— Action item —
Please print the data that follows, keeping every line exact.

START The records

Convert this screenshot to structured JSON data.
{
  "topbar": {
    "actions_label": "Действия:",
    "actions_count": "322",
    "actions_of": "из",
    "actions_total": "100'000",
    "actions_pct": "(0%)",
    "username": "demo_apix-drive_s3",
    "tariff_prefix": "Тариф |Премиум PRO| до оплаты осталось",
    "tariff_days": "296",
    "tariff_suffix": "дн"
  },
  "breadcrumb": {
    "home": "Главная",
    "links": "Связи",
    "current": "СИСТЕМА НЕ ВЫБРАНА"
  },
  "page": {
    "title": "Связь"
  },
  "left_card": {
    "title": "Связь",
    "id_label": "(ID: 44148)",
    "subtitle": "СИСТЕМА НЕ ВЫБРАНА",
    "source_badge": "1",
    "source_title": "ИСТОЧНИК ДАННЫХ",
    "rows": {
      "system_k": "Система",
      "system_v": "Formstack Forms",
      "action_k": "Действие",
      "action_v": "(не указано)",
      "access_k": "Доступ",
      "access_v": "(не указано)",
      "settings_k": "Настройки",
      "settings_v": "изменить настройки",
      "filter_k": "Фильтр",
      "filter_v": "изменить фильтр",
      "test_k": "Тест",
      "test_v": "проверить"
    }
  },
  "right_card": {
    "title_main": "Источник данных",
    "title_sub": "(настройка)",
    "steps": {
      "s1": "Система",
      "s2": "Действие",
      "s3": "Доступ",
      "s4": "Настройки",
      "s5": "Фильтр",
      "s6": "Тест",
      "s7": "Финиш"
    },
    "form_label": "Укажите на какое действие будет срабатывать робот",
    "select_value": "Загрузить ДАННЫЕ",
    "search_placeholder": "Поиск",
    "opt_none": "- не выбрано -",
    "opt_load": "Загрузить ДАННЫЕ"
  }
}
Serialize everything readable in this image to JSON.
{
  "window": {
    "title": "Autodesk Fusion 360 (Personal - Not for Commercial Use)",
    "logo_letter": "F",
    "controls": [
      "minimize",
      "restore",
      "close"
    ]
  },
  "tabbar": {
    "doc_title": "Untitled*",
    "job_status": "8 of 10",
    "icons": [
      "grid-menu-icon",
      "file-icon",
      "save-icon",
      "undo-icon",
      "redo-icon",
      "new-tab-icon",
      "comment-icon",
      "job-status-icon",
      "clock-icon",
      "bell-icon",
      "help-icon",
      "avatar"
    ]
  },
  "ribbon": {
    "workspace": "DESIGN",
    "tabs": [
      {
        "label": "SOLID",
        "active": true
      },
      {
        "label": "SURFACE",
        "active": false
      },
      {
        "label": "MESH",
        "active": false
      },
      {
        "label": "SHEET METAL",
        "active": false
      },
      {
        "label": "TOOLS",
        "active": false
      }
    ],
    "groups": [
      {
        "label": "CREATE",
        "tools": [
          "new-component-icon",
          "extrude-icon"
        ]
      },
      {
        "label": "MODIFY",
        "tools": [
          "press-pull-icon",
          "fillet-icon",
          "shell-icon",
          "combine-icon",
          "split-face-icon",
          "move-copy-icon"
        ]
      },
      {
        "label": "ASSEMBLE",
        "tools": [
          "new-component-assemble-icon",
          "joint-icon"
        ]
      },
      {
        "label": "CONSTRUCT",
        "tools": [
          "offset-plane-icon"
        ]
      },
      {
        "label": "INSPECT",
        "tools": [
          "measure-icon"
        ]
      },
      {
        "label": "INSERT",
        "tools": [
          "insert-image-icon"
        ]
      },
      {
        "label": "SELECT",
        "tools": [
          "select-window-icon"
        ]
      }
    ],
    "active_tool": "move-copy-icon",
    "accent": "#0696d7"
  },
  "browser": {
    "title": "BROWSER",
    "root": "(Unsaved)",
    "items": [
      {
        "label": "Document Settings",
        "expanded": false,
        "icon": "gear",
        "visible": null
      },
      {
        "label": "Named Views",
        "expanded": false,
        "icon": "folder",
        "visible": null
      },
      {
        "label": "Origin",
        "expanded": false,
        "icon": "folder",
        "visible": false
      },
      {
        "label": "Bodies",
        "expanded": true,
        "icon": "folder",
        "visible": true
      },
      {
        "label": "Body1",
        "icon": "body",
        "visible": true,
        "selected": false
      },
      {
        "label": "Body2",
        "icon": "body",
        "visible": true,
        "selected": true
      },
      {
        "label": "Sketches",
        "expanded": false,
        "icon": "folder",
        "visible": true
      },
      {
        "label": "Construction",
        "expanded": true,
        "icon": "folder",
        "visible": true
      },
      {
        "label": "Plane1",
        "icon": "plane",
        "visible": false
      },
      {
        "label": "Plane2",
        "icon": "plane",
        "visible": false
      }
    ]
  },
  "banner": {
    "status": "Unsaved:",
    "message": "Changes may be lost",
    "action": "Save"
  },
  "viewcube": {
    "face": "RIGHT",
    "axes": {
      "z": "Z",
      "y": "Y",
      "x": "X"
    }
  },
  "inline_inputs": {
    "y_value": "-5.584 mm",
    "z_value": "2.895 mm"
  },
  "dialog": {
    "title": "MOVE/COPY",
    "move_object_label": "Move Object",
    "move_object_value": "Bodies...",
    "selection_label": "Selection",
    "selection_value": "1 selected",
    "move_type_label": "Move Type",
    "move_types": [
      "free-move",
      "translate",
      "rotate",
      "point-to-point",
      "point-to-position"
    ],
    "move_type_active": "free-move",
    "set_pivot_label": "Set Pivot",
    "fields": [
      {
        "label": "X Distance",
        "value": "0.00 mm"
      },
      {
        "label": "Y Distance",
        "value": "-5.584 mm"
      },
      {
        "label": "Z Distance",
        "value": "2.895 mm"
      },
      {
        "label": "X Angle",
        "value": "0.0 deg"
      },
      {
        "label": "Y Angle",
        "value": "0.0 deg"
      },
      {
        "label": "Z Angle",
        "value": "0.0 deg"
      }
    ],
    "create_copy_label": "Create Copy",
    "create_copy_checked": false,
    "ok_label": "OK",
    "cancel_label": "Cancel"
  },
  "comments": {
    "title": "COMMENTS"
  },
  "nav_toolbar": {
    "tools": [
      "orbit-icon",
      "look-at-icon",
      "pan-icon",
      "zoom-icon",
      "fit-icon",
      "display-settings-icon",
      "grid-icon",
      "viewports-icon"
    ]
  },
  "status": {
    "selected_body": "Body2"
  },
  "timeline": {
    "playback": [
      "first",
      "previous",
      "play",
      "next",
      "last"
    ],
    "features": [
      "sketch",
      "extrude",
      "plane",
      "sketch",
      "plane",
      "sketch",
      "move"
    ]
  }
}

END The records

— Task solution —
Convert this screenshot to structured JSON data.
{
  "topbar": {
    "actions_label": "Действия:",
    "actions_count": "322",
    "actions_of": "из",
    "actions_total": "100'000",
    "actions_pct": "(0%)",
    "username": "demo_apix-drive_s3",
    "tariff_prefix": "Тариф |Премиум PRO| до оплаты осталось",
    "tariff_days": "296",
    "tariff_suffix": "дн"
  },
  "breadcrumb": {
    "home": "Главная",
    "links": "Связи",
    "current": "СИСТЕМА НЕ ВЫБРАНА"
  },
  "page": {
    "title": "Связь"
  },
  "left_card": {
    "title": "Связь",
    "id_label": "(ID: 44148)",
    "subtitle": "СИСТЕМА НЕ ВЫБРАНА",
    "source_badge": "1",
    "source_title": "ИСТОЧНИК ДАННЫХ",
    "rows": {
      "system_k": "Система",
      "system_v": "Formstack Forms",
      "action_k": "Действие",
      "action_v": "(не указано)",
      "access_k": "Доступ",
      "access_v": "(не указано)",
      "settings_k": "Настройки",
      "settings_v": "изменить настройки",
      "filter_k": "Фильтр",
      "filter_v": "изменить фильтр",
      "test_k": "Тест",
      "test_v": "проверить"
    }
  },
  "right_card": {
    "title_main": "Источник данных",
    "title_sub": "(настройка)",
    "steps": {
      "s1": "Система",
      "s2": "Действие",
      "s3": "Доступ",
      "s4": "Настройки",
      "s5": "Фильтр",
      "s6": "Тест",
      "s7": "Финиш"
    },
    "form_label": "Укажите на какое действие будет срабатывать робот",
    "select_value": "Загрузить ДАННЫЕ",
    "search_placeholder": "Поиск",
    "opt_none": "- не выбрано -",
    "opt_load": "Загрузить ДАННЫЕ"
  }
}
Serialize everything readable in this image to JSON.
{
  "window": {
    "title": "Autodesk Fusion 360 (Personal - Not for Commercial Use)",
    "logo_letter": "F",
    "controls": [
      "minimize",
      "restore",
      "close"
    ]
  },
  "tabbar": {
    "doc_title": "Untitled*",
    "job_status": "8 of 10",
    "icons": [
      "grid-menu-icon",
      "file-icon",
      "save-icon",
      "undo-icon",
      "redo-icon",
      "new-tab-icon",
      "comment-icon",
      "job-status-icon",
      "clock-icon",
      "bell-icon",
      "help-icon",
      "avatar"
    ]
  },
  "ribbon": {
    "workspace": "DESIGN",
    "tabs": [
      {
        "label": "SOLID",
        "active": true
      },
      {
        "label": "SURFACE",
        "active": false
      },
      {
        "label": "MESH",
        "active": false
      },
      {
        "label": "SHEET METAL",
        "active": false
      },
      {
        "label": "TOOLS",
        "active": false
      }
    ],
    "groups": [
      {
        "label": "CREATE",
        "tools": [
          "new-component-icon",
          "extrude-icon"
        ]
      },
      {
        "label": "MODIFY",
        "tools": [
          "press-pull-icon",
          "fillet-icon",
          "shell-icon",
          "combine-icon",
          "split-face-icon",
          "move-copy-icon"
        ]
      },
      {
        "label": "ASSEMBLE",
        "tools": [
          "new-component-assemble-icon",
          "joint-icon"
        ]
      },
      {
        "label": "CONSTRUCT",
        "tools": [
          "offset-plane-icon"
        ]
      },
      {
        "label": "INSPECT",
        "tools": [
          "measure-icon"
        ]
      },
      {
        "label": "INSERT",
        "tools": [
          "insert-image-icon"
        ]
      },
      {
        "label": "SELECT",
        "tools": [
          "select-window-icon"
        ]
      }
    ],
    "active_tool": "move-copy-icon",
    "accent": "#0696d7"
  },
  "browser": {
    "title": "BROWSER",
    "root": "(Unsaved)",
    "items": [
      {
        "label": "Document Settings",
        "expanded": false,
        "icon": "gear",
        "visible": null
      },
      {
        "label": "Named Views",
        "expanded": false,
        "icon": "folder",
        "visible": null
      },
      {
        "label": "Origin",
        "expanded": false,
        "icon": "folder",
        "visible": false
      },
      {
        "label": "Bodies",
        "expanded": true,
        "icon": "folder",
        "visible": true
      },
      {
        "label": "Body1",
        "icon": "body",
        "visible": true,
        "selected": false
      },
      {
        "label": "Body2",
        "icon": "body",
        "visible": true,
        "selected": true
      },
      {
        "label": "Sketches",
        "expanded": false,
        "icon": "folder",
        "visible": true
      },
      {
        "label": "Construction",
        "expanded": true,
        "icon": "folder",
        "visible": true
      },
      {
        "label": "Plane1",
        "icon": "plane",
        "visible": false
      },
      {
        "label": "Plane2",
        "icon": "plane",
        "visible": false
      }
    ]
  },
  "banner": {
    "status": "Unsaved:",
    "message": "Changes may be lost",
    "action": "Save"
  },
  "viewcube": {
    "face": "RIGHT",
    "axes": {
      "z": "Z",
      "y": "Y",
      "x": "X"
    }
  },
  "inline_inputs": {
    "y_value": "-5.584 mm",
    "z_value": "2.895 mm"
  },
  "dialog": {
    "title": "MOVE/COPY",
    "move_object_label": "Move Object",
    "move_object_value": "Bodies...",
    "selection_label": "Selection",
    "selection_value": "1 selected",
    "move_type_label": "Move Type",
    "move_types": [
      "free-move",
      "translate",
      "rotate",
      "point-to-point",
      "point-to-position"
    ],
    "move_type_active": "free-move",
    "set_pivot_label": "Set Pivot",
    "fields": [
      {
        "label": "X Distance",
        "value": "0.00 mm"
      },
      {
        "label": "Y Distance",
        "value": "-5.584 mm"
      },
      {
        "label": "Z Distance",
        "value": "2.895 mm"
      },
      {
        "label": "X Angle",
        "value": "0.0 deg"
      },
      {
        "label": "Y Angle",
        "value": "0.0 deg"
      },
      {
        "label": "Z Angle",
        "value": "0.0 deg"
      }
    ],
    "create_copy_label": "Create Copy",
    "create_copy_checked": false,
    "ok_label": "OK",
    "cancel_label": "Cancel"
  },
  "comments": {
    "title": "COMMENTS"
  },
  "nav_toolbar": {
    "tools": [
      "orbit-icon",
      "look-at-icon",
      "pan-icon",
      "zoom-icon",
      "fit-icon",
      "display-settings-icon",
      "grid-icon",
      "viewports-icon"
    ]
  },
  "status": {
    "selected_body": "Body2"
  },
  "timeline": {
    "playback": [
      "first",
      "previous",
      "play",
      "next",
      "last"
    ],
    "features": [
      "sketch",
      "extrude",
      "plane",
      "sketch",
      "plane",
      "sketch",
      "move"
    ]
  }
}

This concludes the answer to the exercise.